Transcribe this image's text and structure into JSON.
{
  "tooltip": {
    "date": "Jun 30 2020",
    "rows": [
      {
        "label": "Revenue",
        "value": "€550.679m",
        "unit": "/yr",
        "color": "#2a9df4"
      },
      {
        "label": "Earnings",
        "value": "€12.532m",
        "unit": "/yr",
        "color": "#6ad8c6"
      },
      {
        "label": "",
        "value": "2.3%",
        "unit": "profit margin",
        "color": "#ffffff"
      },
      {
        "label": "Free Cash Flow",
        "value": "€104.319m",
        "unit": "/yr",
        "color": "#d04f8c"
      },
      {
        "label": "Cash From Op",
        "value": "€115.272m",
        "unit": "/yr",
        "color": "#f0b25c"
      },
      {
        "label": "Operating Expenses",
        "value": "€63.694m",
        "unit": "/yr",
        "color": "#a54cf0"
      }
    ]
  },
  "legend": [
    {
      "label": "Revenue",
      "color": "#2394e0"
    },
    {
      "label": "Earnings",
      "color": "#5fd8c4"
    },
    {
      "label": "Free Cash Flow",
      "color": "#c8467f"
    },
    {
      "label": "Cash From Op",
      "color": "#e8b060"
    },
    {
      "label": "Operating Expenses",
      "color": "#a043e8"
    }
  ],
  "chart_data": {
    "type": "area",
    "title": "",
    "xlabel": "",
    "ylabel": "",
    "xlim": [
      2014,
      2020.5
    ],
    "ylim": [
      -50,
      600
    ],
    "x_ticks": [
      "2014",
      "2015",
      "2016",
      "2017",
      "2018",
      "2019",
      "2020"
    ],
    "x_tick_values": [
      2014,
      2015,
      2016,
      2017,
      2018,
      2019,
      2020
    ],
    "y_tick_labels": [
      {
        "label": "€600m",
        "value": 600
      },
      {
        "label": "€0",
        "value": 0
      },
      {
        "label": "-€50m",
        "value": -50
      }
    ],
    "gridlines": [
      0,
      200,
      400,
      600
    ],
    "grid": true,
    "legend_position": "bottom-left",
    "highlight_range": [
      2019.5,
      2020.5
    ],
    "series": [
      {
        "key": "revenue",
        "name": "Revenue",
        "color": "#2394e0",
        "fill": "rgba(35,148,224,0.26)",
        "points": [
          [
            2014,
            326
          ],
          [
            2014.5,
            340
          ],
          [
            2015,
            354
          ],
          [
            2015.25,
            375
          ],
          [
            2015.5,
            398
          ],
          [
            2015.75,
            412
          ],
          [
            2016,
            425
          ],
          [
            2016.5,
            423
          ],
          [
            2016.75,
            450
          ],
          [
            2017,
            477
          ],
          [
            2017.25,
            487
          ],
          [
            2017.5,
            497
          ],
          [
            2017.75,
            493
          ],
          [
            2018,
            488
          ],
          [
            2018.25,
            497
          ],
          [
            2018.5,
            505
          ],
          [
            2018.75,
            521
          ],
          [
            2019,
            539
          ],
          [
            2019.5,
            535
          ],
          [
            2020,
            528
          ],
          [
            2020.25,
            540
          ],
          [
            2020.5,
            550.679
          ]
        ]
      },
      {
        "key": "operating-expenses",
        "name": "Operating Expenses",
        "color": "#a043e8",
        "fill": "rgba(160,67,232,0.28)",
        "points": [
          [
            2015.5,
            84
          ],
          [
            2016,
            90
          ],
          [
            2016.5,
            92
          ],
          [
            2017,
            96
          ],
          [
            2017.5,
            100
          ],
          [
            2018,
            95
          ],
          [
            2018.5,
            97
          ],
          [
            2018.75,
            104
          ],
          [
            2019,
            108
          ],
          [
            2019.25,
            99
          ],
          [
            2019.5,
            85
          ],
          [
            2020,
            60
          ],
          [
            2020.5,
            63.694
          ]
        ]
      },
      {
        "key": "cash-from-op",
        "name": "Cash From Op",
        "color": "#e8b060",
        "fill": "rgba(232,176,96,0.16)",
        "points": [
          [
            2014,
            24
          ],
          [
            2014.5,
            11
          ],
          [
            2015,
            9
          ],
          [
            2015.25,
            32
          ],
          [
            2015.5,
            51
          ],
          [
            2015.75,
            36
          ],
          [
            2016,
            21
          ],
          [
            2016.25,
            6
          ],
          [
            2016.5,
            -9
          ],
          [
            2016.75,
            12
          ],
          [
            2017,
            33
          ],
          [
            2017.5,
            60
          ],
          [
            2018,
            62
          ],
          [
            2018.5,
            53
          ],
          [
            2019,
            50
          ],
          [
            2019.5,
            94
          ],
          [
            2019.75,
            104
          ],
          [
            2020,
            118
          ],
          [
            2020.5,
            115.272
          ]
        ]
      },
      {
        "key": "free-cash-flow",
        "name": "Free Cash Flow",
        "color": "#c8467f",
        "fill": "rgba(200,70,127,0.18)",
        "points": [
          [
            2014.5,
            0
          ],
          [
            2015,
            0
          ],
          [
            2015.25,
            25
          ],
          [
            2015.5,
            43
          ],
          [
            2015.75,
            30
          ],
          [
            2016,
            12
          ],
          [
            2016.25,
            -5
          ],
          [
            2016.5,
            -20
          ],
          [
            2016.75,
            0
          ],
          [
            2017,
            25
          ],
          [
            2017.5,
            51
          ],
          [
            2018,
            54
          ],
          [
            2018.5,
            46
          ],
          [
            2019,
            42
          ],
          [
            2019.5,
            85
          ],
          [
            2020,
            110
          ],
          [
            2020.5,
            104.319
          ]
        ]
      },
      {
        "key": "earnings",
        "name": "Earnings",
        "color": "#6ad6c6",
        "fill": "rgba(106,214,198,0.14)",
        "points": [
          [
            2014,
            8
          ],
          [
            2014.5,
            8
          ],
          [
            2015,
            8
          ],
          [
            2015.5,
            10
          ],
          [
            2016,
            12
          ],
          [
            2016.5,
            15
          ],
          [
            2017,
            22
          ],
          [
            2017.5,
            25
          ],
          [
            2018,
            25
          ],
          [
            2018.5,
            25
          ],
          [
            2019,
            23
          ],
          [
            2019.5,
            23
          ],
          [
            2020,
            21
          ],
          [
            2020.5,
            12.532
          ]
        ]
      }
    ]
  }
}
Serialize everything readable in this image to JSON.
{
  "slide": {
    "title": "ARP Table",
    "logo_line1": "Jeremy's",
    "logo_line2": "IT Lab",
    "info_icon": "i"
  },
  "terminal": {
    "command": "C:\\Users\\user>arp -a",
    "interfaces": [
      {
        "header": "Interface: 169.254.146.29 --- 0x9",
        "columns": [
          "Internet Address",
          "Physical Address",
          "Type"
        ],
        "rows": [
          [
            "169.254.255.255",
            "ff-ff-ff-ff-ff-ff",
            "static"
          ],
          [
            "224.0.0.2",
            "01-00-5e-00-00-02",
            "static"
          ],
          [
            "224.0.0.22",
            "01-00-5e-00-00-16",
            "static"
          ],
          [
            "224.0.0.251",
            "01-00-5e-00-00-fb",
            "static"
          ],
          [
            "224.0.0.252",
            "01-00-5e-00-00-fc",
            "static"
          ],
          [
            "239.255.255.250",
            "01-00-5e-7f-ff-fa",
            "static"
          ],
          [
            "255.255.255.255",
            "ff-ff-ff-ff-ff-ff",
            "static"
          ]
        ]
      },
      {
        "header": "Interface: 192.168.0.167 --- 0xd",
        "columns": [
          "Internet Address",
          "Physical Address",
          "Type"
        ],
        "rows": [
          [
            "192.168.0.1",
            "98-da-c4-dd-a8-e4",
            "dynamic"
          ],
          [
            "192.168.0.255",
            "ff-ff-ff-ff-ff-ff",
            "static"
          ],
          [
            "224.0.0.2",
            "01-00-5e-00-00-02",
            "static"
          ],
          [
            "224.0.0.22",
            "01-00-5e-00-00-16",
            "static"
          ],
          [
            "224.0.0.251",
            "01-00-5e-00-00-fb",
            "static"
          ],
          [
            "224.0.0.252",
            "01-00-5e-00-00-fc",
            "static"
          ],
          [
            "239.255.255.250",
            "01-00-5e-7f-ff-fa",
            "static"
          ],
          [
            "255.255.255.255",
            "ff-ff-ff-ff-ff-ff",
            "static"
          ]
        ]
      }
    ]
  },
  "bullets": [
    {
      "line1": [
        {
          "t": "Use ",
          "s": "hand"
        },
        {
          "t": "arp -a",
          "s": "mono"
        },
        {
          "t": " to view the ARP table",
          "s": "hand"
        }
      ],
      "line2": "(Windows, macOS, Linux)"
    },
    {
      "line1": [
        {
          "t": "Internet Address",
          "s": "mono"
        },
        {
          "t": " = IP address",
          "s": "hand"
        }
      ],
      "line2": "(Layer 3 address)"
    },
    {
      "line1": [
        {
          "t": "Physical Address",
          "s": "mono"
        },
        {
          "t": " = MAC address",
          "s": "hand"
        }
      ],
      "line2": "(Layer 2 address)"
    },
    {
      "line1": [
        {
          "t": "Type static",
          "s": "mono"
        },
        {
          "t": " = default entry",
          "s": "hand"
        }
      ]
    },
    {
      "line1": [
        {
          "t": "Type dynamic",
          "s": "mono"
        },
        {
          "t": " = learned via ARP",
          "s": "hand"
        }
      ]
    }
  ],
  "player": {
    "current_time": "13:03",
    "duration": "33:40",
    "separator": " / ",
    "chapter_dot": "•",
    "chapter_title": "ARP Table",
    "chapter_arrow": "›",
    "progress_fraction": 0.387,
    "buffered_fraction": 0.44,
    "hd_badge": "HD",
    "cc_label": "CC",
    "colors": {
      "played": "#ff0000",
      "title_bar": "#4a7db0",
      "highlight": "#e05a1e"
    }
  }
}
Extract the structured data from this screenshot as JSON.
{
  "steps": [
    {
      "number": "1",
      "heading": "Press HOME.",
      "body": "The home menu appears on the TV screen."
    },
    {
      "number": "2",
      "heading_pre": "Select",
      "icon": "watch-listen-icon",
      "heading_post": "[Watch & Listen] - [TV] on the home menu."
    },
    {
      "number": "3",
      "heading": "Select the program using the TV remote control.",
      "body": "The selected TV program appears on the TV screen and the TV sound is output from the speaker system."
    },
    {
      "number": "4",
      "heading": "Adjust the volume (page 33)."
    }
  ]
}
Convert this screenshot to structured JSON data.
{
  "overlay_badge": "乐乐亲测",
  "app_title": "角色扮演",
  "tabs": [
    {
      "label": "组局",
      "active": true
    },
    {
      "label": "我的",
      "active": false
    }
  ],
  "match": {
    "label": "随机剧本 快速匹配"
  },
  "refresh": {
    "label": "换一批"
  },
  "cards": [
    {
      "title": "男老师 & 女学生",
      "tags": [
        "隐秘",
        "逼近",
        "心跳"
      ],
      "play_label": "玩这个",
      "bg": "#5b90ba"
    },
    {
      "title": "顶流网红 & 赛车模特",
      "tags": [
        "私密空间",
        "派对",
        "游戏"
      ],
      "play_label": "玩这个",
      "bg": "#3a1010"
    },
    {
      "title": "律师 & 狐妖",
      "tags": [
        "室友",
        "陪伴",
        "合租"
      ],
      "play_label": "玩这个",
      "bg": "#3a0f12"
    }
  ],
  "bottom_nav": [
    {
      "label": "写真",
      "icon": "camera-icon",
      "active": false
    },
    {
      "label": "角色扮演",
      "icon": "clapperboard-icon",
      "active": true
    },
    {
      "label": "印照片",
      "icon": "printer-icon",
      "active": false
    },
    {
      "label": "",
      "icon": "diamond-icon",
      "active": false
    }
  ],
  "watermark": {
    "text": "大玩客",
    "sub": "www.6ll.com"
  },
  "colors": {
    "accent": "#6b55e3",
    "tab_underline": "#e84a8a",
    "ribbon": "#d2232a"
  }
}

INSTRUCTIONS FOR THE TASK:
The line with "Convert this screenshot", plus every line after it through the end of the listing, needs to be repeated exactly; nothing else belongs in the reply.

SOLUTION FOR THIS EXERCISE:
Convert this screenshot to structured JSON data.
{
  "overlay_badge": "乐乐亲测",
  "app_title": "角色扮演",
  "tabs": [
    {
      "label": "组局",
      "active": true
    },
    {
      "label": "我的",
      "active": false
    }
  ],
  "match": {
    "label": "随机剧本 快速匹配"
  },
  "refresh": {
    "label": "换一批"
  },
  "cards": [
    {
      "title": "男老师 & 女学生",
      "tags": [
        "隐秘",
        "逼近",
        "心跳"
      ],
      "play_label": "玩这个",
      "bg": "#5b90ba"
    },
    {
      "title": "顶流网红 & 赛车模特",
      "tags": [
        "私密空间",
        "派对",
        "游戏"
      ],
      "play_label": "玩这个",
      "bg": "#3a1010"
    },
    {
      "title": "律师 & 狐妖",
      "tags": [
        "室友",
        "陪伴",
        "合租"
      ],
      "play_label": "玩这个",
      "bg": "#3a0f12"
    }
  ],
  "bottom_nav": [
    {
      "label": "写真",
      "icon": "camera-icon",
      "active": false
    },
    {
      "label": "角色扮演",
      "icon": "clapperboard-icon",
      "active": true
    },
    {
      "label": "印照片",
      "icon": "printer-icon",
      "active": false
    },
    {
      "label": "",
      "icon": "diamond-icon",
      "active": false
    }
  ],
  "watermark": {
    "text": "大玩客",
    "sub": "www.6ll.com"
  },
  "colors": {
    "accent": "#6b55e3",
    "tab_underline": "#e84a8a",
    "ribbon": "#d2232a"
  }
}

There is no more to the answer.